Everything culminates in that last conversation. By the standard of BoJack season finales, Hollyhock surviving her time with her half-brother unscathed is hopeful enough, but it’s BoJack facing his worst fear that elevates the finale to outright uplifting. Throughout the series, BoJack is petrified that he and his self-loathing subconscious are doomed to keep lashing out. “I don't want to [make Hollyhock hate me],” he tells another character, “but every time she looks at me with those big, innocent eyes, all I can think about is every shitty thing I've ever done, and I think, 'I don't deserve that kind of love.'" Yet Hollyhock isn’t a lost cause, and that gives BoJack the tiny spark of faith he needs to start believing he isn’t, either.

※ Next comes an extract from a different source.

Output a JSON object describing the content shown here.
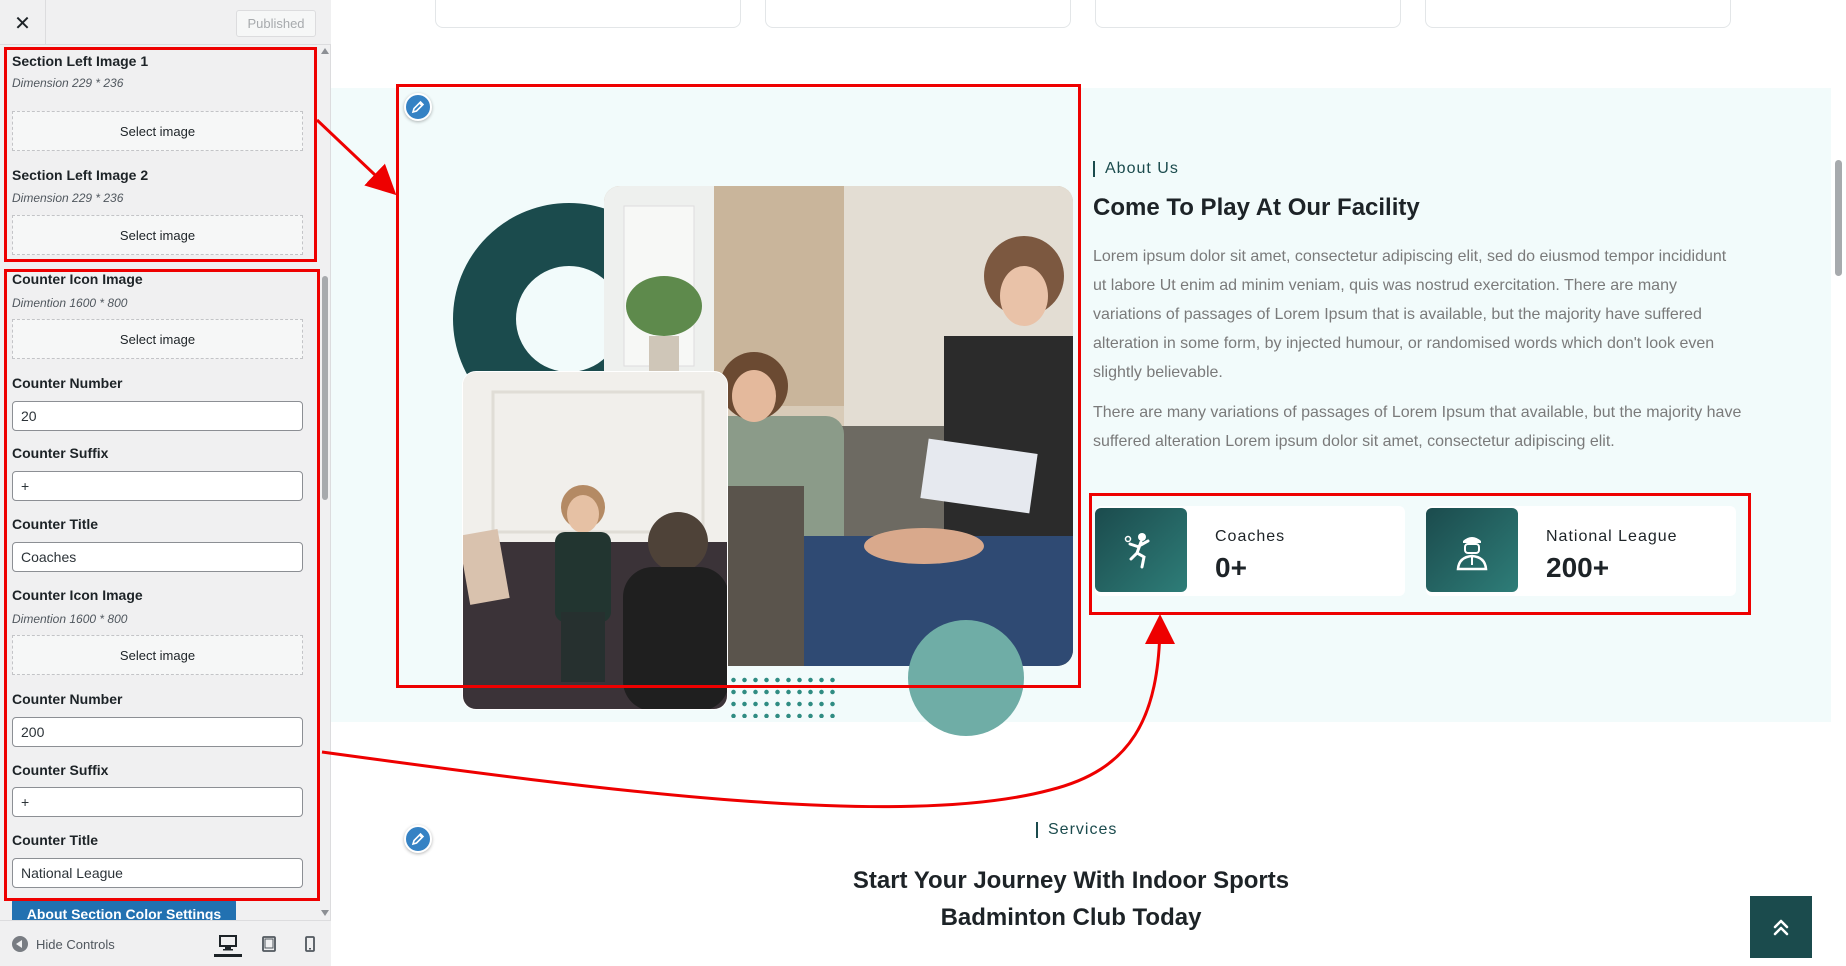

BoJack has a mess of unresolved issues left to tackle, but a healthy human(-ish) connection suggests that he’s cleared the most basic hurdle separating him from inner peace. BoJack Horseman has finally stopped hating himself enough to look past his own problems, and BoJack Horseman has carefully guided both him and us to the point where this small-yet-momentous turn for the better feels believable.

Though it’s only just begun to take steps in a more upbeat direction, BoJack Horseman has successfully laid the groundwork for a brighter, less tragic future. The finale of Season 4 suggests that it really is possible for infamously bleak shows to do more than simply describe the experience of spiritual malaise. They can indicate a way out of it, too—and without regressing into the pat, maudlin sitcom logic BoJack satirizes so well. BoJack Horseman, the character, might be an incurable cynic. BoJack Horseman, however, has an emotional spectrum wide enough to accommodate sweetness and vulnerability alongside skepticism and despair. To show it, BoJack just needed to do what it’s always done, and what great TV always should: push characters into new places without losing sight of where they’ve come from. And when where they’re coming from is rock bottom, the logical place to go is up.